WORK REQUEST: I need every line that includes the word "highlight" copied from the material.

MATERIAL FOR THE TASK:
'''

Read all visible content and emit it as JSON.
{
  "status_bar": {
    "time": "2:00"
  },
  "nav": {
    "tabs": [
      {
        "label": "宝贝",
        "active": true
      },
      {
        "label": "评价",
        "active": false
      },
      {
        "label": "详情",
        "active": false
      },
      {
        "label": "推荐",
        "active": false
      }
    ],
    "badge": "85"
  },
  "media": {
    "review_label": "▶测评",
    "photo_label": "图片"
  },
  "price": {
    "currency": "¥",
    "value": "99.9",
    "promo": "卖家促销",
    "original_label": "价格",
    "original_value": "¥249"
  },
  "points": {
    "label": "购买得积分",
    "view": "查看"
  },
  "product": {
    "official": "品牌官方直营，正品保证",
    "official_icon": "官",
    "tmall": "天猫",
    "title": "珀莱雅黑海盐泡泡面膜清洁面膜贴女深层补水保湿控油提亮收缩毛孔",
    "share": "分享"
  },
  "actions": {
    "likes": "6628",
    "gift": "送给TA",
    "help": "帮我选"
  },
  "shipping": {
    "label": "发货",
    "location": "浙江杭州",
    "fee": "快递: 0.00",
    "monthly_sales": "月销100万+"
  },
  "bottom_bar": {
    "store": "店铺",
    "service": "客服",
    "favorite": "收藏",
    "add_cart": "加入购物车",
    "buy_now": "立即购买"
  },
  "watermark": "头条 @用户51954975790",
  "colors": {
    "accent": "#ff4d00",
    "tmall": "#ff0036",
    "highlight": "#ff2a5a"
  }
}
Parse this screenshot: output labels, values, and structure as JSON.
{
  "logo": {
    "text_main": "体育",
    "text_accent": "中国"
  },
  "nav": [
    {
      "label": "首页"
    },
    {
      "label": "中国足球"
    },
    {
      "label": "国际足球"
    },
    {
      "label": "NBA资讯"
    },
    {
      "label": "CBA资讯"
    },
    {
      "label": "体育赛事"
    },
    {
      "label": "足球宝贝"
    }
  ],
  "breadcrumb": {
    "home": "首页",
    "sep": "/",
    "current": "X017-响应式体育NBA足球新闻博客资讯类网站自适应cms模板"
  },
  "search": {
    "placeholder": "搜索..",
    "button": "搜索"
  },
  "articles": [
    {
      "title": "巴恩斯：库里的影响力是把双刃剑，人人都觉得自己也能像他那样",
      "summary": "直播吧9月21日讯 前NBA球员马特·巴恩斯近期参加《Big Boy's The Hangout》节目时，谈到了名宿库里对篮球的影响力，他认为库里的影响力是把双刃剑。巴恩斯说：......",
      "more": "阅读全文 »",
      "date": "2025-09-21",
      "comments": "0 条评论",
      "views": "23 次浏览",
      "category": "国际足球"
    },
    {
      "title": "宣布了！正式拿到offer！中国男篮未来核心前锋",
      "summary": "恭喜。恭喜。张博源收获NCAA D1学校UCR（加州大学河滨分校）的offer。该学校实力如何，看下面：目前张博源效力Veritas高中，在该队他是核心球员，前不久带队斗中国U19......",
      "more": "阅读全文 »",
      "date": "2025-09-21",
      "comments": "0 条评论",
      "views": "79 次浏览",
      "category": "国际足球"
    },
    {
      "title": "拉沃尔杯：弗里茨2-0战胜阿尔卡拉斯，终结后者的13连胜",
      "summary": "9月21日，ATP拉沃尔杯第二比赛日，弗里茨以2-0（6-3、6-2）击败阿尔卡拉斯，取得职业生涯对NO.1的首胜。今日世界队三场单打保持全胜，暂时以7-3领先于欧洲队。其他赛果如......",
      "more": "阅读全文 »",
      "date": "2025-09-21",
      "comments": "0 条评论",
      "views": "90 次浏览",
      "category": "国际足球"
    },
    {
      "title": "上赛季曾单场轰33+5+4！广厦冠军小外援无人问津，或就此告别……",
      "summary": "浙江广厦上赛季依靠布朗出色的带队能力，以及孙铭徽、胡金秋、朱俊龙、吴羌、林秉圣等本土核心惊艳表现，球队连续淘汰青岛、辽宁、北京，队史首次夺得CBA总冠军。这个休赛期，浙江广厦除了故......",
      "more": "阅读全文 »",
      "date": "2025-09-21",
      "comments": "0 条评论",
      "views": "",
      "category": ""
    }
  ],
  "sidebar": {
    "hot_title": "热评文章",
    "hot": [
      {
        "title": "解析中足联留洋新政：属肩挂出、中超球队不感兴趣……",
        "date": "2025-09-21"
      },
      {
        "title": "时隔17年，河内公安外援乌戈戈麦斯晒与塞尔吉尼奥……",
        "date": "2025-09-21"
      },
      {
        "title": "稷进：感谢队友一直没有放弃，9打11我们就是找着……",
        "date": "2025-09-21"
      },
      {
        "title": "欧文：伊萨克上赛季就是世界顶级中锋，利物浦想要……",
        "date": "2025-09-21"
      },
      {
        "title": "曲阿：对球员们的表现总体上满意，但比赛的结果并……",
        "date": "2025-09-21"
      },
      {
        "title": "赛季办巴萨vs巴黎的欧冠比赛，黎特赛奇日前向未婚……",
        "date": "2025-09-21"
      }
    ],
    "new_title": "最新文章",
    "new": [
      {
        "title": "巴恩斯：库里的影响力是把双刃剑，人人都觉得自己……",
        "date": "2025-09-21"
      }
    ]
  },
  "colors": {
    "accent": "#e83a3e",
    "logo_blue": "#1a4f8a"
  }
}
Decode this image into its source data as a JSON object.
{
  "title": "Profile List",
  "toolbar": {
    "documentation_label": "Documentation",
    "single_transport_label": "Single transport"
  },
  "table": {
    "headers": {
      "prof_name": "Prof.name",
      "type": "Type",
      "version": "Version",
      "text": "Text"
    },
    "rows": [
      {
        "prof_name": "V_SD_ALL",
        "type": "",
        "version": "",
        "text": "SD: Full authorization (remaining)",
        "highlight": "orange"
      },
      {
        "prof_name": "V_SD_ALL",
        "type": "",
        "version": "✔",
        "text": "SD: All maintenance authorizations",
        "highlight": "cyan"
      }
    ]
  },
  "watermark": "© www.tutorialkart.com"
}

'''

PROBLEM SOLUTION:
    "highlight": "#ff2a5a"
        "highlight": "orange"
        "highlight": "cyan"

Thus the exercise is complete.